List all lines of the data that include the string "true".

Data about app and page elements:
>>>>

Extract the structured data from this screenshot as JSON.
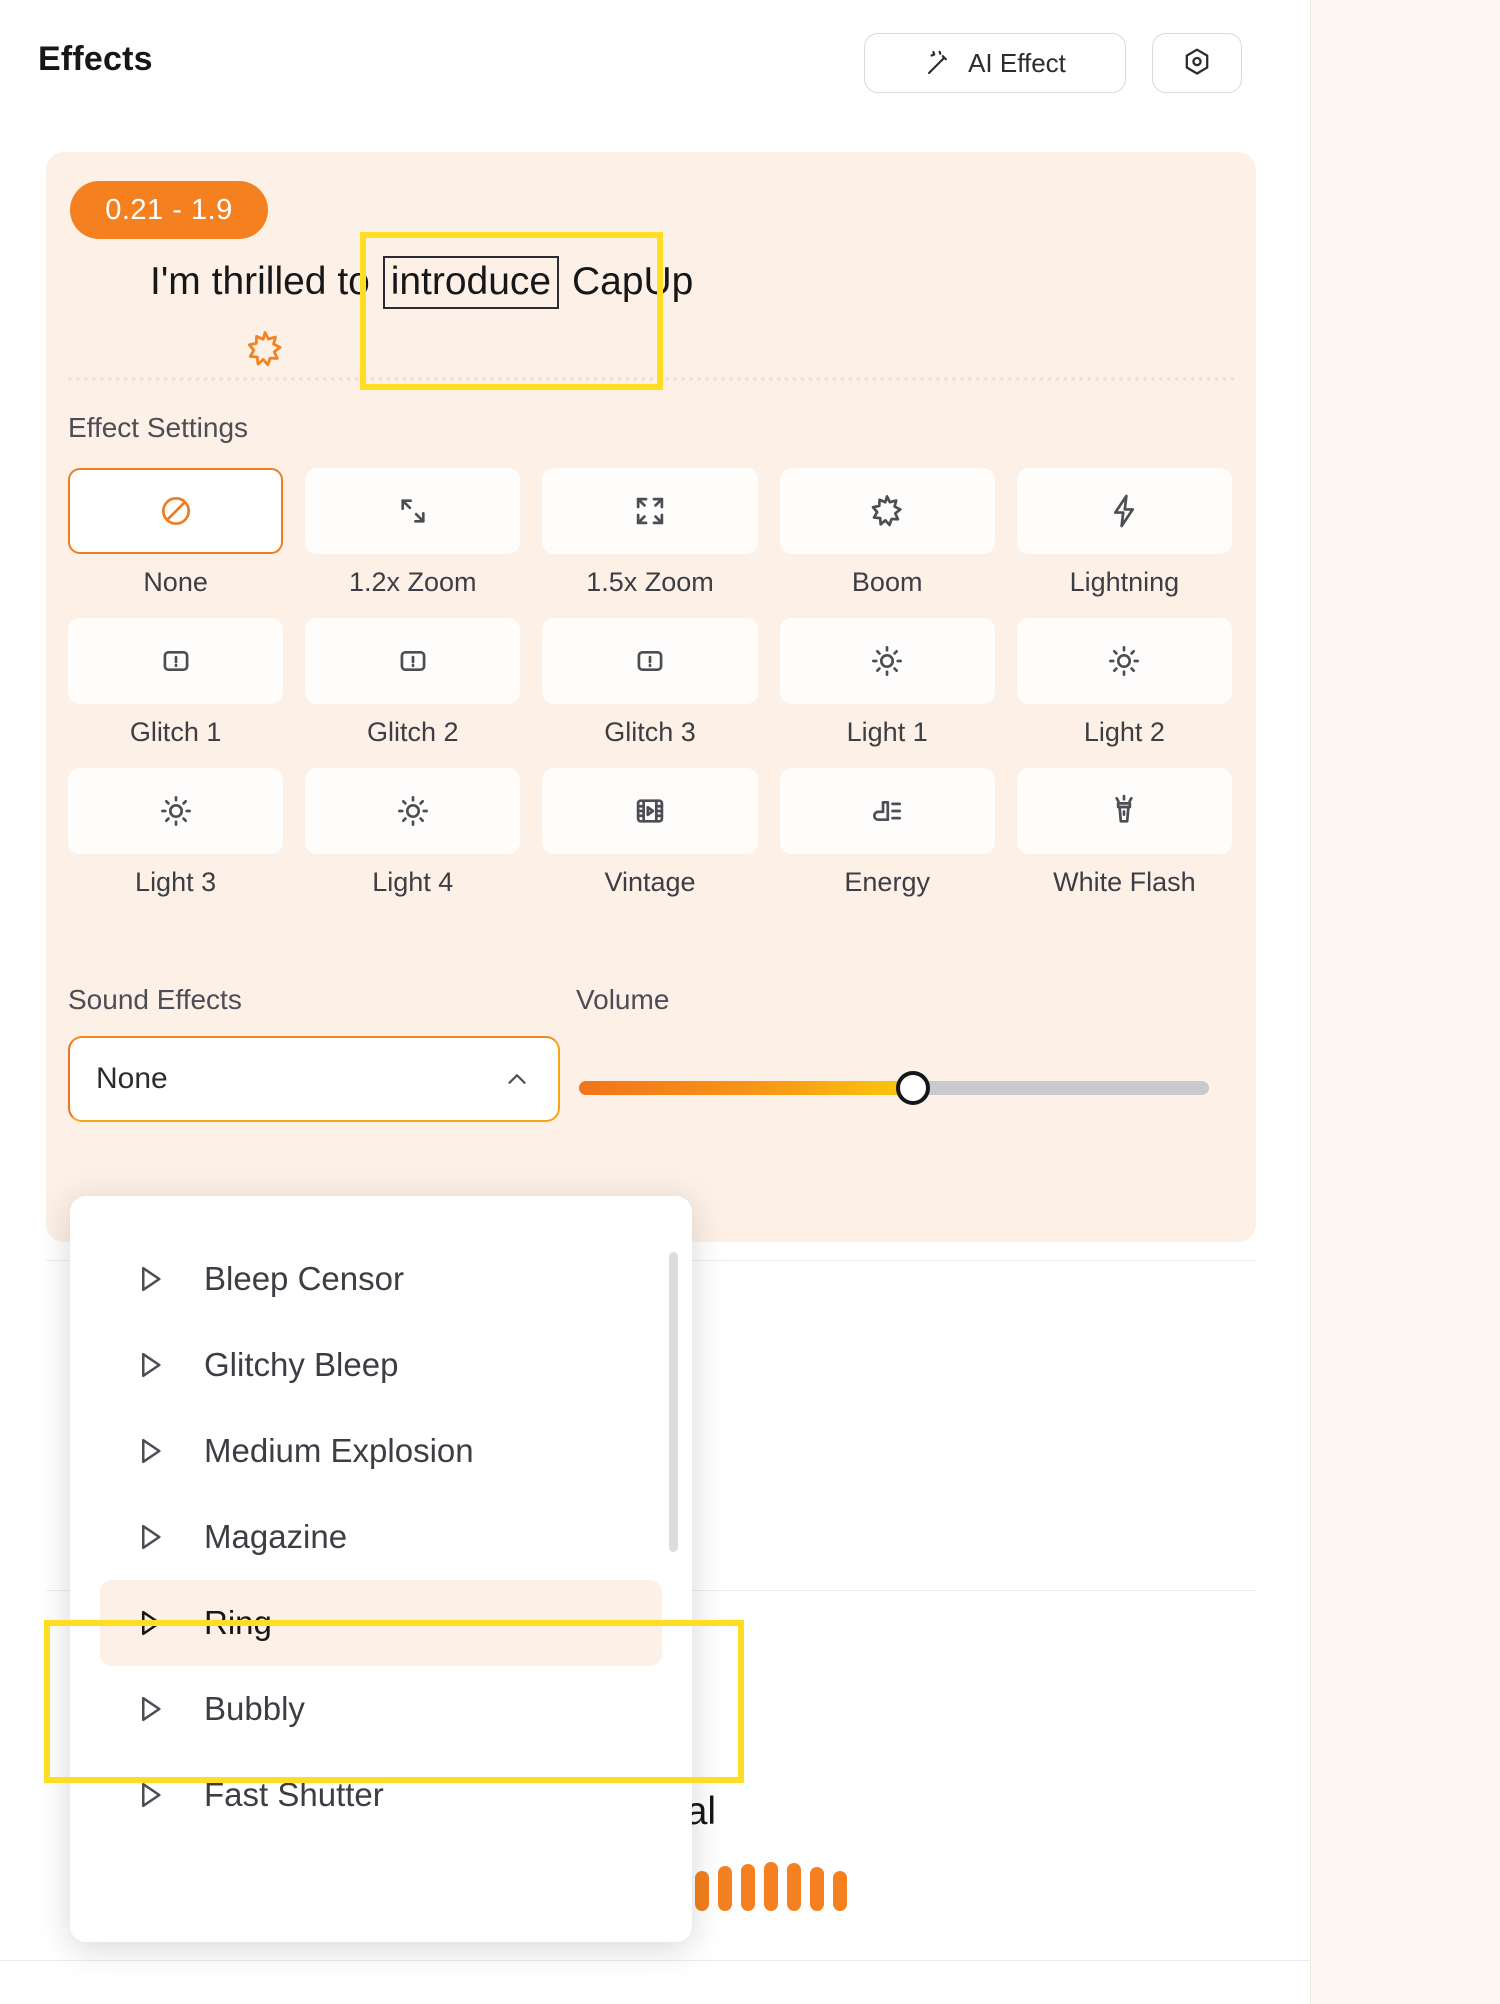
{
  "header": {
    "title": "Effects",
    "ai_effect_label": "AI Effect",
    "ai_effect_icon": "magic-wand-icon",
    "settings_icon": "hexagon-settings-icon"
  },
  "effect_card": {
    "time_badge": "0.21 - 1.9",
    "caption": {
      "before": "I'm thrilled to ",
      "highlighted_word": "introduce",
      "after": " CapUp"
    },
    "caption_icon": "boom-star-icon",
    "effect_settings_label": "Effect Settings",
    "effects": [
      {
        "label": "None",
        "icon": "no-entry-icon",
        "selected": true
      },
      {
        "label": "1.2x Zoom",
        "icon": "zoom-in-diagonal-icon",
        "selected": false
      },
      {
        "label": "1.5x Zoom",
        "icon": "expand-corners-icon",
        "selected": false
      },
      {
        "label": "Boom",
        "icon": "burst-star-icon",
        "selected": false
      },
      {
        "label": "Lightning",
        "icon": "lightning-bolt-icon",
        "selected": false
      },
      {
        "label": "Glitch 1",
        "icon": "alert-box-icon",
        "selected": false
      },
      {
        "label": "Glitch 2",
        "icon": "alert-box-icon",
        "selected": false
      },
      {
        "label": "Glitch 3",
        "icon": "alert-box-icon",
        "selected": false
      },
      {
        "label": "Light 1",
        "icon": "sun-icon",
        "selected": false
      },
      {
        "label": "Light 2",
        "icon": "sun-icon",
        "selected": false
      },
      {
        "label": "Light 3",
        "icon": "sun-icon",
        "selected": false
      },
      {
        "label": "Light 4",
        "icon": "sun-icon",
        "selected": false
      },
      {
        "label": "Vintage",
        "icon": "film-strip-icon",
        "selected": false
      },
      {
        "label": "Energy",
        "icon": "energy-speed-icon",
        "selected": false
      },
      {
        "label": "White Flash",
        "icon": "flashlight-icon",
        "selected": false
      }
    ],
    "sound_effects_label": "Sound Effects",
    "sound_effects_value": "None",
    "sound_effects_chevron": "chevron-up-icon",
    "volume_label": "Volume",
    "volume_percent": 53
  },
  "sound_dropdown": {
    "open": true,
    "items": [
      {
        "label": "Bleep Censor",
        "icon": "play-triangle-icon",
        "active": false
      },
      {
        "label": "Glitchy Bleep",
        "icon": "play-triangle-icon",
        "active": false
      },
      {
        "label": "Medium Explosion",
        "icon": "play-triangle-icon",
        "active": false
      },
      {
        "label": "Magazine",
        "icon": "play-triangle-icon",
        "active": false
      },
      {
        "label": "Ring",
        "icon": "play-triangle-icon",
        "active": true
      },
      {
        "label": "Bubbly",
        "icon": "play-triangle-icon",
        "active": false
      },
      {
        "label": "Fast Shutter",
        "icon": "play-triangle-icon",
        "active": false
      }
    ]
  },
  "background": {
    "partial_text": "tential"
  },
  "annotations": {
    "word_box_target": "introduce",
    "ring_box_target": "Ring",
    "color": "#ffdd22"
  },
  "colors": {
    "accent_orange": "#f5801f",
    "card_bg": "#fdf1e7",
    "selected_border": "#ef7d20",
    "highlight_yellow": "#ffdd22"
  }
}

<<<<

■ Result of this exercise
        "selected": true
    "open": true,
        "active": true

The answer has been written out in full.